- Alternatively, you can gain exposure to the BAT stocks through these two ETFs: KraneShares CSI China Internet ETF (KWEB) and Invesco China Technology ETF (CQQQ). The latter option is more diversified with twice as many holdings.
- COSCO Shipping (1919:HK) and China Merchant Port Holdings (144:HK) own key ports along the 21st maritime silk road.
- ABB Robotics (NYSE: ABB) and Siemens AG (SIE: GR) are amongst the most disruptive forces in the Industry 4.0 revolution. China will heavily invest in more efficient manufacturing processes as a cause of rising wages.
- ETFs for specific SouthEast Asian regions are the Market Vectors Indonesia Index ETF (IDX), the iShares MSCI Malaysia Index ETF (EWM), the iShares MSCI Thailand Capped Investable Market Index ETF (THD), the iShares MSCI Singapore Index ETF (EWS), and the iShares MSCI Philippines Investable Market Index ETF (EPHE).
- The contestants are not just foreign companies. US industry giants Caterpillar (NYSE: CAT) and John Deere (NYSE: DE) produce the machinery to develop the infrastructure necessary.
- Subscribers to Countach Research can download the PDF to see the list of Eastern European (most attractive), ME, and SouthEast Asian individual stocks, and their ADR tickers for US investors. Log in to access.
What Else To Read:
These are a few of the suggestions for interesting reads. If you like to read more, please write so in the comments below and I’ll add more links.
- Ray Dalio, the founder of $160-billion AUM Bridgewater Capital, shared multiple research papers on China, explaining his bullish view. You can read all his papers on China here.
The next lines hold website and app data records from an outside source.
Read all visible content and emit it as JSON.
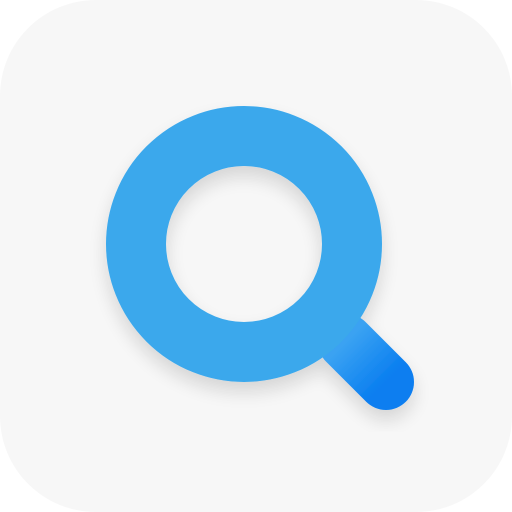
{
  "app_icon": {
    "icon": "search-icon",
    "colors": {
      "tile_background": "#f7f7f7",
      "ring": "#3aa8ec",
      "handle": "#0a7ef0",
      "handle_light": "#2f97f2"
    }
  }
}
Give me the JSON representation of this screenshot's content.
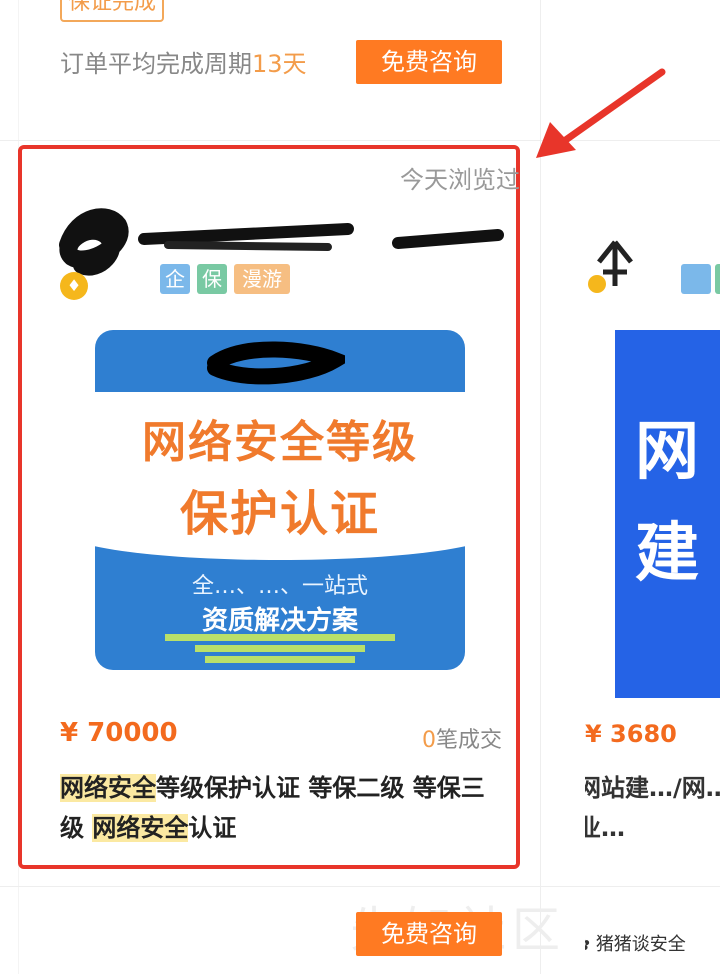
{
  "top_card": {
    "badge": "保证完成",
    "cycle_label": "订单平均完成周期",
    "cycle_value": "13天",
    "consult_button": "免费咨询"
  },
  "card": {
    "viewed_label": "今天浏览过",
    "tags": [
      "企",
      "保",
      "漫游"
    ],
    "image_title_line1": "网络安全等级",
    "image_title_line2": "保护认证",
    "image_sub1": "全…、…、一站式",
    "image_sub2": "资质解决方案",
    "price": "¥ 70000",
    "deals_value": "0",
    "deals_label": "笔成交",
    "title_hl1": "网络安全",
    "title_part1": "等级保护认证 等保二级 等保三级 ",
    "title_hl2": "网络安全",
    "title_part2": "认证"
  },
  "bottom": {
    "consult_button": "免费咨询"
  },
  "side_card": {
    "image_text1": "网",
    "image_text2": "建",
    "price": "¥ 3680",
    "title": "网站建…/网…业…"
  },
  "watermark": "先知社区",
  "wechat_label": "猪猪谈安全",
  "colors": {
    "accent": "#ff7a22",
    "highlight_border": "#e8352a",
    "price": "#f36a1e",
    "image_blue": "#2f7fd1"
  }
}
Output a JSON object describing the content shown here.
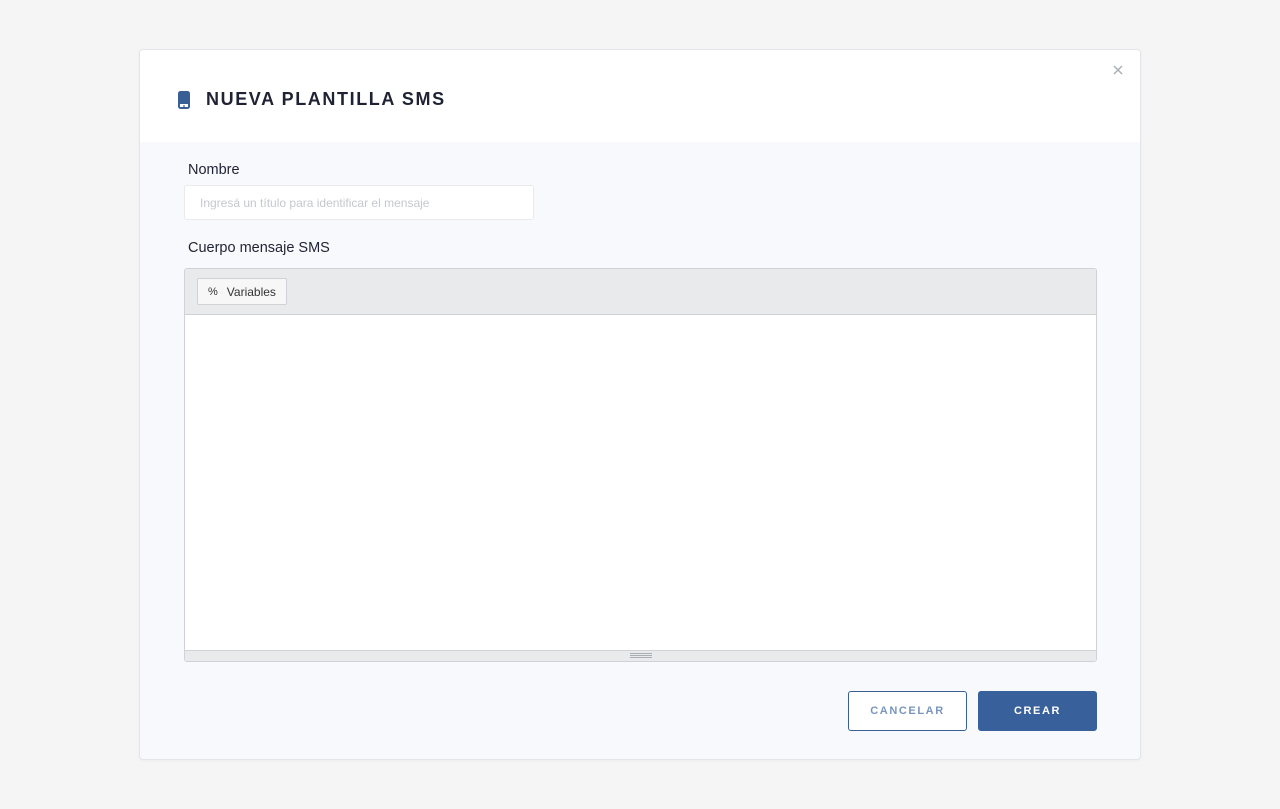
{
  "modal": {
    "title": "NUEVA PLANTILLA SMS",
    "title_icon": "mobile-phone-icon",
    "close_icon": "close-icon"
  },
  "form": {
    "name_label": "Nombre",
    "name_placeholder": "Ingresá un título para identificar el mensaje",
    "name_value": "",
    "body_label": "Cuerpo mensaje SMS",
    "body_value": ""
  },
  "editor": {
    "variables_label": "Variables",
    "variables_icon_glyph": "%"
  },
  "actions": {
    "cancel_label": "CANCELAR",
    "create_label": "CREAR"
  },
  "colors": {
    "accent": "#38609a",
    "icon": "#3a5f96"
  }
}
In relation to this article, I recommend you read this article on the importance of geographic diversification.
- Book 1: The New Silk Roads: The Present and Future of the World by Peter Frankopan
- Book 2: Connectography: Mapping the Future of Global Civilization by Parag Khanna
- Book 3: The Future is Asian: Global Order in the 21st Century by Parag Khanna
- Book 4: The Dawn of Eurasia: On the Trail of the New World Order by Bruno Maçães
- Book 5: AI Superpowers: China, Silicon Valley, and the New World Order by Kai-Fu Lee
- The Countach Research blog that consistently posts new analysis and insights.